[Dataset rows describing interfaces]
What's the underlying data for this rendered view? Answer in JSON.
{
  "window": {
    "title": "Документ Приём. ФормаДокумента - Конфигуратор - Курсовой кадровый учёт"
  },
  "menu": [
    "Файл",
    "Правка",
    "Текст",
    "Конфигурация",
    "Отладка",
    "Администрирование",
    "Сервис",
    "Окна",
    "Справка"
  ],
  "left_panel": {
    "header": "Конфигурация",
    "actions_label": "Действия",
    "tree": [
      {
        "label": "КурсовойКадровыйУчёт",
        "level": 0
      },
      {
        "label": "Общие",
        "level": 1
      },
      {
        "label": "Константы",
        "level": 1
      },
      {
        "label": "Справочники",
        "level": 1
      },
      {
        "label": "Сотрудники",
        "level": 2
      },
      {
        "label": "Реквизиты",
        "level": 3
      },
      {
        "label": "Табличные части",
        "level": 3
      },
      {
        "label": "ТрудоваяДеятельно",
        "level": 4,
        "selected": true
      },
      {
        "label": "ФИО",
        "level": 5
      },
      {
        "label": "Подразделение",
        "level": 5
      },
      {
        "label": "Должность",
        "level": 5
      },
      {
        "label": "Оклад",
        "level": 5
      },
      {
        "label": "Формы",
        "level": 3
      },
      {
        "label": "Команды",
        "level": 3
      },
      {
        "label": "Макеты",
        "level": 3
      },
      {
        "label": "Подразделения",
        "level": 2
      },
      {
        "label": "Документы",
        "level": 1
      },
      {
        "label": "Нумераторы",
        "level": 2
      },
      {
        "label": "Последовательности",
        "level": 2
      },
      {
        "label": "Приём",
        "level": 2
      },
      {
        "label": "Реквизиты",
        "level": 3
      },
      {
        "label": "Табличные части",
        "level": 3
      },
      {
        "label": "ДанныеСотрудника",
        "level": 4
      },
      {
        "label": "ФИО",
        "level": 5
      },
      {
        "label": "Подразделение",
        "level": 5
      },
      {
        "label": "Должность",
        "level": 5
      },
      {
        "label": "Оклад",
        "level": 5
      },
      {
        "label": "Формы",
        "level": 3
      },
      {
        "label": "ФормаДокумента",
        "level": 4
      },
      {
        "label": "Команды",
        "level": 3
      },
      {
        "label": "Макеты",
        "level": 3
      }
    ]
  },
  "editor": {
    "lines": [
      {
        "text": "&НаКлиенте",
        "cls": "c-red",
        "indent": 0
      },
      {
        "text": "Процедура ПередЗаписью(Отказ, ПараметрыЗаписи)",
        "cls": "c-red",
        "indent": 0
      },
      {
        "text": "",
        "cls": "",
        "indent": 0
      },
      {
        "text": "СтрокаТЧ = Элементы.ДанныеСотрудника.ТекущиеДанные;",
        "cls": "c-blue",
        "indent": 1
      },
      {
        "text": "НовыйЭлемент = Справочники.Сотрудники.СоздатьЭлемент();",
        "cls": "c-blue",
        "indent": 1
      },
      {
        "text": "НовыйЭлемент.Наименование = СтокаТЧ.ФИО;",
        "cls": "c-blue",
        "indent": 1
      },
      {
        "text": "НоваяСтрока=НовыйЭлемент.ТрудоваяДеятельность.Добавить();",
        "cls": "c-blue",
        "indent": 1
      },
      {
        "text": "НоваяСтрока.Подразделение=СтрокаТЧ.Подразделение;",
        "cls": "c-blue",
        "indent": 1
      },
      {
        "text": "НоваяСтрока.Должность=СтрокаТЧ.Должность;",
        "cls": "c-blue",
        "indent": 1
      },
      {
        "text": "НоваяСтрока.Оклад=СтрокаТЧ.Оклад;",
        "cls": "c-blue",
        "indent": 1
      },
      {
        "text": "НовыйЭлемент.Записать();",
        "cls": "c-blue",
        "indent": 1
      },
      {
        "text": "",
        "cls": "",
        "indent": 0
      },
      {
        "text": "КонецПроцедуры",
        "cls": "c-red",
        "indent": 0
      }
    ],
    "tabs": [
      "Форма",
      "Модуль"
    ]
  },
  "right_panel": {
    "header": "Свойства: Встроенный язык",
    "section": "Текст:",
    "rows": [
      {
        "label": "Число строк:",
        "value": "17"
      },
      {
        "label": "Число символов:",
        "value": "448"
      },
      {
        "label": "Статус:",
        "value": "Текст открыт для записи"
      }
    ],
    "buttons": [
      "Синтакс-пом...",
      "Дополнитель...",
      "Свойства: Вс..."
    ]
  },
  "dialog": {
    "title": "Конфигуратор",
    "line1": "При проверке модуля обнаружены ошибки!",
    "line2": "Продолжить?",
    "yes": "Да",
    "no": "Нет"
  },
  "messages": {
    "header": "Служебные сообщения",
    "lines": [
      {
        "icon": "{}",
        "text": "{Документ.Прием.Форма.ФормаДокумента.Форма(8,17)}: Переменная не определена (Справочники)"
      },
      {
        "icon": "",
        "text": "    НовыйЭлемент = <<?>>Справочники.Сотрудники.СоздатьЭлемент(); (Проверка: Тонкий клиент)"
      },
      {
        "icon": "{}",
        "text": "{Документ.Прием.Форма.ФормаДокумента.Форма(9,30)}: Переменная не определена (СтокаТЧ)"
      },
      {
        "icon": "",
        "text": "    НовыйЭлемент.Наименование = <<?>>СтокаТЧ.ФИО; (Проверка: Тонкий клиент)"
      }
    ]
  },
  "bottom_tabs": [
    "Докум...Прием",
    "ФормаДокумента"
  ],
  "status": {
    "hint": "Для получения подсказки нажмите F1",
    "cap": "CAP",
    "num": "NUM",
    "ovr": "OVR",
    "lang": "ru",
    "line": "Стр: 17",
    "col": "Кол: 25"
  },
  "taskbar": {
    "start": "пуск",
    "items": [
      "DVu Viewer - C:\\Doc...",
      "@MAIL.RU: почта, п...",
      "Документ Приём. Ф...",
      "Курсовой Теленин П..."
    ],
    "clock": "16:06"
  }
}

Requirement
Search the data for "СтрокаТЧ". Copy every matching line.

Answer below
        "text": "СтрокаТЧ = Элементы.ДанныеСотрудника.ТекущиеДанные;",
        "text": "НоваяСтрока.Подразделение=СтрокаТЧ.Подразделение;",
        "text": "НоваяСтрока.Должность=СтрокаТЧ.Должность;",
        "text": "НоваяСтрока.Оклад=СтрокаТЧ.Оклад;",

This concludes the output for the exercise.